The Midway Blessing Box, which is for the needy in the community. is now filled with non-perishable food and personal care items. It is located in the breezeway of the Midway Christian Church. The golden rule for the Blessing box use is "Take What You Need; Give What You Can." Speaking of blessings, the speed bumps on Stephens Street are gone. Now, some Midway residents consider that a blessing, others not so much. Unless you want to be blessed with a speeding ticket, obey the speed limit signs in that area. The speed limit is 25 miles per hour and will be strictly enforced. All the hub caps, mufflers, catalytic converters, and other car parts that have been collecting on the side of the road during the speed bump era have been picked through and the area is clean. Now you'll have to go back to getting your car parts from Amazon or J.C. Whitney. ... If you have been downtown lately, chances are you have seen the large pumpkin vines that are growing in the gathering area.
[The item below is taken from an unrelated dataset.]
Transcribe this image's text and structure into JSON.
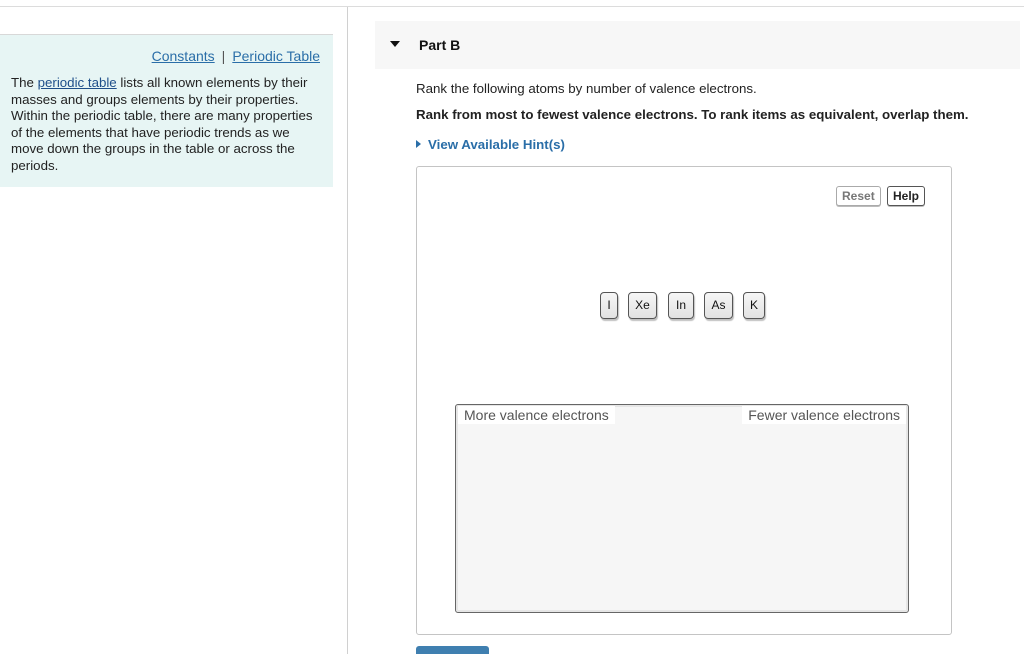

After growing four miles of vines, pumpkins are beginning to appear. Every day, visitors and Midwegians make their way down the tracks to check out what's going on at the little green fenced off area. ... I find it amusing how mindsets change over time. I was once again sorting through my boxes of Midway stuff when I found a copy of some articles from the Midway Clipper dated 1916 (right after half a block of Midway had burnt down just two years before). The main article that someone had circled was about the opening of the Amusu Theater; however, it was the article next to it that really caught my attention - "Oil Refinery in Midway?" Can you imagine how that headline would be received today (remember there were people that thought a stockyard would be bad)? It seems that a group in Midway once made a big push to bring a newly incorporated $100,000 oil refinery to Midway. The refinery would be processing the oil from the Irvine oil fields. To encourage the company officer to choose Midway, the group from Midway made a list of reasons why Midway would be a good choice. They explained there are many reasons why they should select Midway. The first reason that is still in use today is that Midway is centrally located. It has an abundance of water. (Midway had its own water and processing plant back then). Because of the location, the L&N, C&O and the Southern Railways ran through Midway, and they added that the three railways were the greatest railroads in America (if President Trump had been alive then, I would have sworn that he put that line in there). Of course, the city would exempt the corporation from taxation for a long time (not sure why they would do that as the city didn't have profit or occupational taxes. How was the city going to make money from this company?). Then they went on to say that the tax rates in Midway were lower than any of the surrounding towns (well, it's not like that would be a big plus if they were already going to be exempt from taxation for a long time). The letter went on to say that the Melick Refining Company would be making a terrible mistake if they failed to investigate the many advantages of locating in Midway. We do not mean to knock on any other city, but chances are if the company locates to a large city, there will be continual lawsuits and damage claims because of the smoke nuisance or pollution of streams etc. It went on to say that Midway folks would be too proud of her industry and manufacturing concerns to take unfair advantage of the company (I guess Midway folk would just have to inhale the smoke, wash the grit of their cars, and eat oily fish that they catch in the streams and like it). The letter summed up with . "if Midway could combine the refinery business with their large distillery, phosphate mines, and Starks Manufacturing Company, it would make a creditable showing in making Midway a large city that could give employment to many of the boys and girls that are going to large cities." Just think: Midway could have been in the oil business if that company had located in Midway. ... I once asked my Irish grandmother how I got my name, John. She explained I was named after my great-great-great-grandfather, my great-great-grandfather, my great-grandfather, and my father. I then asked her if everyone was named like that, and she said a lot of times kids are named after someone in the family. However, your fifth cousin, Paddy O'Doul, on your father's side, named his kids after the days they were born. I asked, "You mean Monday, Tuesday.?" She interrupted: "No, Johnny Boy, when he had a son born on St. George's Day, your cousin named him George, his daughter was born on Valentine's Day and he named her Valentine." "Mammaw I thought Paddy had three kids, a girl and two boys." "You're right Johnny Boy, the third child was named Pancake."